What the task asks: Retype every entry precisely and keep each line whole.

App and web page records
· · · · · · ·

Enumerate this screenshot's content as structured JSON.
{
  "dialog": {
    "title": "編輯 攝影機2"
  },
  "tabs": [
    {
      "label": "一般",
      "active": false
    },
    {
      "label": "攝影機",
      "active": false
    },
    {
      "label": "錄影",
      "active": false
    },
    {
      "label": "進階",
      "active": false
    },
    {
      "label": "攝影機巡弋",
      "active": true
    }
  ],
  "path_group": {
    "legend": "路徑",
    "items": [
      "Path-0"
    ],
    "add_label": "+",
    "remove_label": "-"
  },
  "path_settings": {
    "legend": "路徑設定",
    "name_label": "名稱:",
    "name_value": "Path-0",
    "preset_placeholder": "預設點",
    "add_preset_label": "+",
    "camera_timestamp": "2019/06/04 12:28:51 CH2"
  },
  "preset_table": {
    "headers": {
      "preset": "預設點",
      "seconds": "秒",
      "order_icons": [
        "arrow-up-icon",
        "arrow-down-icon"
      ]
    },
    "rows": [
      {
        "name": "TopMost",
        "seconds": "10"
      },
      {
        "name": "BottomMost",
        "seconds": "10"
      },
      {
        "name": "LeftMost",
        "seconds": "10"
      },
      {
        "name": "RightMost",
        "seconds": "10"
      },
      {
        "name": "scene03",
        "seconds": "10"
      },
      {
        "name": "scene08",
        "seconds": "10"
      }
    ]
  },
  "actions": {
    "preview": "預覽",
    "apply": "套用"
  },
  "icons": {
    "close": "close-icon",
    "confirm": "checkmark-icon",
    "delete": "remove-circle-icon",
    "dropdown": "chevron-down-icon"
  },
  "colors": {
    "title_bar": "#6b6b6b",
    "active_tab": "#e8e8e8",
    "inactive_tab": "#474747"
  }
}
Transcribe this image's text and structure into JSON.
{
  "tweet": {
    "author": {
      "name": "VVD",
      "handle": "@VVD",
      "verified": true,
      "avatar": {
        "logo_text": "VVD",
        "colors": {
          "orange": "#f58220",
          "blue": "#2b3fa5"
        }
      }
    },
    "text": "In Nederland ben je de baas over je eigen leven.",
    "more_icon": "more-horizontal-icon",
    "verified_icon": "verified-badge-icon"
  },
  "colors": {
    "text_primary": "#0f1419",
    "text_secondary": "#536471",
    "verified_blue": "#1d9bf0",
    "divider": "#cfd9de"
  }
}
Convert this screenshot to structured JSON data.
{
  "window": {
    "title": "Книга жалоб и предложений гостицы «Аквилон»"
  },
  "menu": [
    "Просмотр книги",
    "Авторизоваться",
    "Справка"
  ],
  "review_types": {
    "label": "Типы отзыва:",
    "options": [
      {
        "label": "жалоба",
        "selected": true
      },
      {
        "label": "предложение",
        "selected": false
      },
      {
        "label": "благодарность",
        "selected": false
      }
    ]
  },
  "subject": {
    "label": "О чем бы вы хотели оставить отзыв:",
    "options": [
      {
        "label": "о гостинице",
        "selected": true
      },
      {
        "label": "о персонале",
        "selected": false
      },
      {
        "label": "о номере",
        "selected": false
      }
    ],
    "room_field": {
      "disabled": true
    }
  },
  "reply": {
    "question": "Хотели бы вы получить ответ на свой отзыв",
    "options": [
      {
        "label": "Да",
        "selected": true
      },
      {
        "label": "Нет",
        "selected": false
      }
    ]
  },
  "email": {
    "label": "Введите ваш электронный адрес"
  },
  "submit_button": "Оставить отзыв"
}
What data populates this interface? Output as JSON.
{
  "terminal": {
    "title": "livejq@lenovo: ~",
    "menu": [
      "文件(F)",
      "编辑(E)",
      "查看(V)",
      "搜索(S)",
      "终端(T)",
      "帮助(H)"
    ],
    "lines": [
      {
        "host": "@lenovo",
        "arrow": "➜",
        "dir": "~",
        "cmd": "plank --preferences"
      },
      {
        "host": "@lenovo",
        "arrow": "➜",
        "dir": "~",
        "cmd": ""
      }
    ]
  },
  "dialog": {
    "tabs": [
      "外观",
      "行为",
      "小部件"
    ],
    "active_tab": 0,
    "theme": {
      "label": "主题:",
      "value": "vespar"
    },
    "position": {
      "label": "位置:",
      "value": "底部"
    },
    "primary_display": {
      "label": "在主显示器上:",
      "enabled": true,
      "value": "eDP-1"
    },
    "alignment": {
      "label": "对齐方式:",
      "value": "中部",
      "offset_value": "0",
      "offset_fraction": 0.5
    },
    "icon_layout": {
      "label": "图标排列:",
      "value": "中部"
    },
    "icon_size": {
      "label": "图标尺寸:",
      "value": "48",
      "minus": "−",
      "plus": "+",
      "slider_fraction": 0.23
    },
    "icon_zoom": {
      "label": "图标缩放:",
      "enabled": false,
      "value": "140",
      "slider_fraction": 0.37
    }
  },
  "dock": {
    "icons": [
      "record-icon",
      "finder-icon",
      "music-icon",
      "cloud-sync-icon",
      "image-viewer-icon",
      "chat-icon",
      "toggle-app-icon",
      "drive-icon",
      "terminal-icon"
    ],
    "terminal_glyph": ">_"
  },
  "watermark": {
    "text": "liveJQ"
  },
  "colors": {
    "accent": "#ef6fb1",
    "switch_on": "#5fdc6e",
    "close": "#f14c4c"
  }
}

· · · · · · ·

Answer to the problem:
Enumerate this screenshot's content as structured JSON.
{
  "dialog": {
    "title": "編輯 攝影機2"
  },
  "tabs": [
    {
      "label": "一般",
      "active": false
    },
    {
      "label": "攝影機",
      "active": false
    },
    {
      "label": "錄影",
      "active": false
    },
    {
      "label": "進階",
      "active": false
    },
    {
      "label": "攝影機巡弋",
      "active": true
    }
  ],
  "path_group": {
    "legend": "路徑",
    "items": [
      "Path-0"
    ],
    "add_label": "+",
    "remove_label": "-"
  },
  "path_settings": {
    "legend": "路徑設定",
    "name_label": "名稱:",
    "name_value": "Path-0",
    "preset_placeholder": "預設點",
    "add_preset_label": "+",
    "camera_timestamp": "2019/06/04 12:28:51 CH2"
  },
  "preset_table": {
    "headers": {
      "preset": "預設點",
      "seconds": "秒",
      "order_icons": [
        "arrow-up-icon",
        "arrow-down-icon"
      ]
    },
    "rows": [
      {
        "name": "TopMost",
        "seconds": "10"
      },
      {
        "name": "BottomMost",
        "seconds": "10"
      },
      {
        "name": "LeftMost",
        "seconds": "10"
      },
      {
        "name": "RightMost",
        "seconds": "10"
      },
      {
        "name": "scene03",
        "seconds": "10"
      },
      {
        "name": "scene08",
        "seconds": "10"
      }
    ]
  },
  "actions": {
    "preview": "預覽",
    "apply": "套用"
  },
  "icons": {
    "close": "close-icon",
    "confirm": "checkmark-icon",
    "delete": "remove-circle-icon",
    "dropdown": "chevron-down-icon"
  },
  "colors": {
    "title_bar": "#6b6b6b",
    "active_tab": "#e8e8e8",
    "inactive_tab": "#474747"
  }
}
Transcribe this image's text and structure into JSON.
{
  "tweet": {
    "author": {
      "name": "VVD",
      "handle": "@VVD",
      "verified": true,
      "avatar": {
        "logo_text": "VVD",
        "colors": {
          "orange": "#f58220",
          "blue": "#2b3fa5"
        }
      }
    },
    "text": "In Nederland ben je de baas over je eigen leven.",
    "more_icon": "more-horizontal-icon",
    "verified_icon": "verified-badge-icon"
  },
  "colors": {
    "text_primary": "#0f1419",
    "text_secondary": "#536471",
    "verified_blue": "#1d9bf0",
    "divider": "#cfd9de"
  }
}
Convert this screenshot to structured JSON data.
{
  "window": {
    "title": "Книга жалоб и предложений гостицы «Аквилон»"
  },
  "menu": [
    "Просмотр книги",
    "Авторизоваться",
    "Справка"
  ],
  "review_types": {
    "label": "Типы отзыва:",
    "options": [
      {
        "label": "жалоба",
        "selected": true
      },
      {
        "label": "предложение",
        "selected": false
      },
      {
        "label": "благодарность",
        "selected": false
      }
    ]
  },
  "subject": {
    "label": "О чем бы вы хотели оставить отзыв:",
    "options": [
      {
        "label": "о гостинице",
        "selected": true
      },
      {
        "label": "о персонале",
        "selected": false
      },
      {
        "label": "о номере",
        "selected": false
      }
    ],
    "room_field": {
      "disabled": true
    }
  },
  "reply": {
    "question": "Хотели бы вы получить ответ на свой отзыв",
    "options": [
      {
        "label": "Да",
        "selected": true
      },
      {
        "label": "Нет",
        "selected": false
      }
    ]
  },
  "email": {
    "label": "Введите ваш электронный адрес"
  },
  "submit_button": "Оставить отзыв"
}
What data populates this interface? Output as JSON.
{
  "terminal": {
    "title": "livejq@lenovo: ~",
    "menu": [
      "文件(F)",
      "编辑(E)",
      "查看(V)",
      "搜索(S)",
      "终端(T)",
      "帮助(H)"
    ],
    "lines": [
      {
        "host": "@lenovo",
        "arrow": "➜",
        "dir": "~",
        "cmd": "plank --preferences"
      },
      {
        "host": "@lenovo",
        "arrow": "➜",
        "dir": "~",
        "cmd": ""
      }
    ]
  },
  "dialog": {
    "tabs": [
      "外观",
      "行为",
      "小部件"
    ],
    "active_tab": 0,
    "theme": {
      "label": "主题:",
      "value": "vespar"
    },
    "position": {
      "label": "位置:",
      "value": "底部"
    },
    "primary_display": {
      "label": "在主显示器上:",
      "enabled": true,
      "value": "eDP-1"
    },
    "alignment": {
      "label": "对齐方式:",
      "value": "中部",
      "offset_value": "0",
      "offset_fraction": 0.5
    },
    "icon_layout": {
      "label": "图标排列:",
      "value": "中部"
    },
    "icon_size": {
      "label": "图标尺寸:",
      "value": "48",
      "minus": "−",
      "plus": "+",
      "slider_fraction": 0.23
    },
    "icon_zoom": {
      "label": "图标缩放:",
      "enabled": false,
      "value": "140",
      "slider_fraction": 0.37
    }
  },
  "dock": {
    "icons": [
      "record-icon",
      "finder-icon",
      "music-icon",
      "cloud-sync-icon",
      "image-viewer-icon",
      "chat-icon",
      "toggle-app-icon",
      "drive-icon",
      "terminal-icon"
    ],
    "terminal_glyph": ">_"
  },
  "watermark": {
    "text": "liveJQ"
  },
  "colors": {
    "accent": "#ef6fb1",
    "switch_on": "#5fdc6e",
    "close": "#f14c4c"
  }
}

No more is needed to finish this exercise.